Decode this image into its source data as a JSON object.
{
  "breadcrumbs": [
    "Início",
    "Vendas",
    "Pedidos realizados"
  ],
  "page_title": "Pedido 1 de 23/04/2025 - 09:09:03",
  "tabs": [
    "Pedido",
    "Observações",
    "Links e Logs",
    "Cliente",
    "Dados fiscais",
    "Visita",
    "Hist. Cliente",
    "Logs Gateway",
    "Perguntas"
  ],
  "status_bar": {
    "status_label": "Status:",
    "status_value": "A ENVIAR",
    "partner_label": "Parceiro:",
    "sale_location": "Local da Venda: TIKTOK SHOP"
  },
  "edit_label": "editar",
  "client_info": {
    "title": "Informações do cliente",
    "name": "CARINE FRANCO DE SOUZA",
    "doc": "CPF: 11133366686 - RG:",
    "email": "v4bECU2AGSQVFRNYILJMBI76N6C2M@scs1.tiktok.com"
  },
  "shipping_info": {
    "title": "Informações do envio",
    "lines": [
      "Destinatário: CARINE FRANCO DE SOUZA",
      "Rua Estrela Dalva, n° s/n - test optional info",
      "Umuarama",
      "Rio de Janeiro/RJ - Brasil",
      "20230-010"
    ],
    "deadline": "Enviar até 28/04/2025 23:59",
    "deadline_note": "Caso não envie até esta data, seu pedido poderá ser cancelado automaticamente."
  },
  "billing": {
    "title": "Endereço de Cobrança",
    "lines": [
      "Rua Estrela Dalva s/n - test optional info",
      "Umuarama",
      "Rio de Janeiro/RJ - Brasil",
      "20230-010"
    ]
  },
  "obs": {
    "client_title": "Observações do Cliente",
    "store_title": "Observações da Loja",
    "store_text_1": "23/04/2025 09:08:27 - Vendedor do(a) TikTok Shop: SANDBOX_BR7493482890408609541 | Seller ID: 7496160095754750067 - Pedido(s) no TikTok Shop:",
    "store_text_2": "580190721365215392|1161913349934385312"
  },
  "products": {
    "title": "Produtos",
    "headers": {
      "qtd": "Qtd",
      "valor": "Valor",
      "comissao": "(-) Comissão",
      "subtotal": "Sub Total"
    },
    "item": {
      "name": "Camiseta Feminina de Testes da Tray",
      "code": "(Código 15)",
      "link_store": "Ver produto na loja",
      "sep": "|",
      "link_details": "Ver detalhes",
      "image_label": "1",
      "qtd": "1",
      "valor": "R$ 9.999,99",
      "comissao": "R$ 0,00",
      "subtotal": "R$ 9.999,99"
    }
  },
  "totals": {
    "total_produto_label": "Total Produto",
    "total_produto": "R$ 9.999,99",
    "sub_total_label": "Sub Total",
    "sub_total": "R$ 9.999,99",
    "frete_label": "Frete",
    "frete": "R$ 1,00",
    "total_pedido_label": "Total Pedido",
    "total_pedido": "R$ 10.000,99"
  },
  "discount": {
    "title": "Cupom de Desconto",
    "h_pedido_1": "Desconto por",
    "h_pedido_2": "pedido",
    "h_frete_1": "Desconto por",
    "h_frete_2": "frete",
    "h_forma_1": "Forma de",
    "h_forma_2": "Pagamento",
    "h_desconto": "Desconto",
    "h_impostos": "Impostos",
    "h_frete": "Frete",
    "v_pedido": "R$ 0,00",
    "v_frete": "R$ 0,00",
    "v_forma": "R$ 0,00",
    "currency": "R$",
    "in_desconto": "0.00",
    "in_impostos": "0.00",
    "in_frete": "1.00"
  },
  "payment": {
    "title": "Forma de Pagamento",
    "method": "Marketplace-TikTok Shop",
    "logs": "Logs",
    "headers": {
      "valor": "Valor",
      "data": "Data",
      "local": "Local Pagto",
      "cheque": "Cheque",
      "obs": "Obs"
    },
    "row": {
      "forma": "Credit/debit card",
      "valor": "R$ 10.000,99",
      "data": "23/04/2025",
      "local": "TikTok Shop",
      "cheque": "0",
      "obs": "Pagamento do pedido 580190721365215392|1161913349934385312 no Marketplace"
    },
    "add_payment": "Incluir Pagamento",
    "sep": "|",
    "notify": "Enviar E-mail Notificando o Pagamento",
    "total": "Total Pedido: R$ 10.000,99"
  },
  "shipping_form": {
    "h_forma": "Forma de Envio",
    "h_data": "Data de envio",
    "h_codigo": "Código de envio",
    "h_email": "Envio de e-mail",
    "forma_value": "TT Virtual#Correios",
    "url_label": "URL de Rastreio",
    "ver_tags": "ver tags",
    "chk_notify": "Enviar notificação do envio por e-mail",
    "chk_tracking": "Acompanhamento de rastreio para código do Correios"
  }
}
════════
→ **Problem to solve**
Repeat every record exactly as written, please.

→ **Answer space**
Decode this image into its source data as a JSON object.
{
  "breadcrumbs": [
    "Início",
    "Vendas",
    "Pedidos realizados"
  ],
  "page_title": "Pedido 1 de 23/04/2025 - 09:09:03",
  "tabs": [
    "Pedido",
    "Observações",
    "Links e Logs",
    "Cliente",
    "Dados fiscais",
    "Visita",
    "Hist. Cliente",
    "Logs Gateway",
    "Perguntas"
  ],
  "status_bar": {
    "status_label": "Status:",
    "status_value": "A ENVIAR",
    "partner_label": "Parceiro:",
    "sale_location": "Local da Venda: TIKTOK SHOP"
  },
  "edit_label": "editar",
  "client_info": {
    "title": "Informações do cliente",
    "name": "CARINE FRANCO DE SOUZA",
    "doc": "CPF: 11133366686 - RG:",
    "email": "v4bECU2AGSQVFRNYILJMBI76N6C2M@scs1.tiktok.com"
  },
  "shipping_info": {
    "title": "Informações do envio",
    "lines": [
      "Destinatário: CARINE FRANCO DE SOUZA",
      "Rua Estrela Dalva, n° s/n - test optional info",
      "Umuarama",
      "Rio de Janeiro/RJ - Brasil",
      "20230-010"
    ],
    "deadline": "Enviar até 28/04/2025 23:59",
    "deadline_note": "Caso não envie até esta data, seu pedido poderá ser cancelado automaticamente."
  },
  "billing": {
    "title": "Endereço de Cobrança",
    "lines": [
      "Rua Estrela Dalva s/n - test optional info",
      "Umuarama",
      "Rio de Janeiro/RJ - Brasil",
      "20230-010"
    ]
  },
  "obs": {
    "client_title": "Observações do Cliente",
    "store_title": "Observações da Loja",
    "store_text_1": "23/04/2025 09:08:27 - Vendedor do(a) TikTok Shop: SANDBOX_BR7493482890408609541 | Seller ID: 7496160095754750067 - Pedido(s) no TikTok Shop:",
    "store_text_2": "580190721365215392|1161913349934385312"
  },
  "products": {
    "title": "Produtos",
    "headers": {
      "qtd": "Qtd",
      "valor": "Valor",
      "comissao": "(-) Comissão",
      "subtotal": "Sub Total"
    },
    "item": {
      "name": "Camiseta Feminina de Testes da Tray",
      "code": "(Código 15)",
      "link_store": "Ver produto na loja",
      "sep": "|",
      "link_details": "Ver detalhes",
      "image_label": "1",
      "qtd": "1",
      "valor": "R$ 9.999,99",
      "comissao": "R$ 0,00",
      "subtotal": "R$ 9.999,99"
    }
  },
  "totals": {
    "total_produto_label": "Total Produto",
    "total_produto": "R$ 9.999,99",
    "sub_total_label": "Sub Total",
    "sub_total": "R$ 9.999,99",
    "frete_label": "Frete",
    "frete": "R$ 1,00",
    "total_pedido_label": "Total Pedido",
    "total_pedido": "R$ 10.000,99"
  },
  "discount": {
    "title": "Cupom de Desconto",
    "h_pedido_1": "Desconto por",
    "h_pedido_2": "pedido",
    "h_frete_1": "Desconto por",
    "h_frete_2": "frete",
    "h_forma_1": "Forma de",
    "h_forma_2": "Pagamento",
    "h_desconto": "Desconto",
    "h_impostos": "Impostos",
    "h_frete": "Frete",
    "v_pedido": "R$ 0,00",
    "v_frete": "R$ 0,00",
    "v_forma": "R$ 0,00",
    "currency": "R$",
    "in_desconto": "0.00",
    "in_impostos": "0.00",
    "in_frete": "1.00"
  },
  "payment": {
    "title": "Forma de Pagamento",
    "method": "Marketplace-TikTok Shop",
    "logs": "Logs",
    "headers": {
      "valor": "Valor",
      "data": "Data",
      "local": "Local Pagto",
      "cheque": "Cheque",
      "obs": "Obs"
    },
    "row": {
      "forma": "Credit/debit card",
      "valor": "R$ 10.000,99",
      "data": "23/04/2025",
      "local": "TikTok Shop",
      "cheque": "0",
      "obs": "Pagamento do pedido 580190721365215392|1161913349934385312 no Marketplace"
    },
    "add_payment": "Incluir Pagamento",
    "sep": "|",
    "notify": "Enviar E-mail Notificando o Pagamento",
    "total": "Total Pedido: R$ 10.000,99"
  },
  "shipping_form": {
    "h_forma": "Forma de Envio",
    "h_data": "Data de envio",
    "h_codigo": "Código de envio",
    "h_email": "Envio de e-mail",
    "forma_value": "TT Virtual#Correios",
    "url_label": "URL de Rastreio",
    "ver_tags": "ver tags",
    "chk_notify": "Enviar notificação do envio por e-mail",
    "chk_tracking": "Acompanhamento de rastreio para código do Correios"
  }
}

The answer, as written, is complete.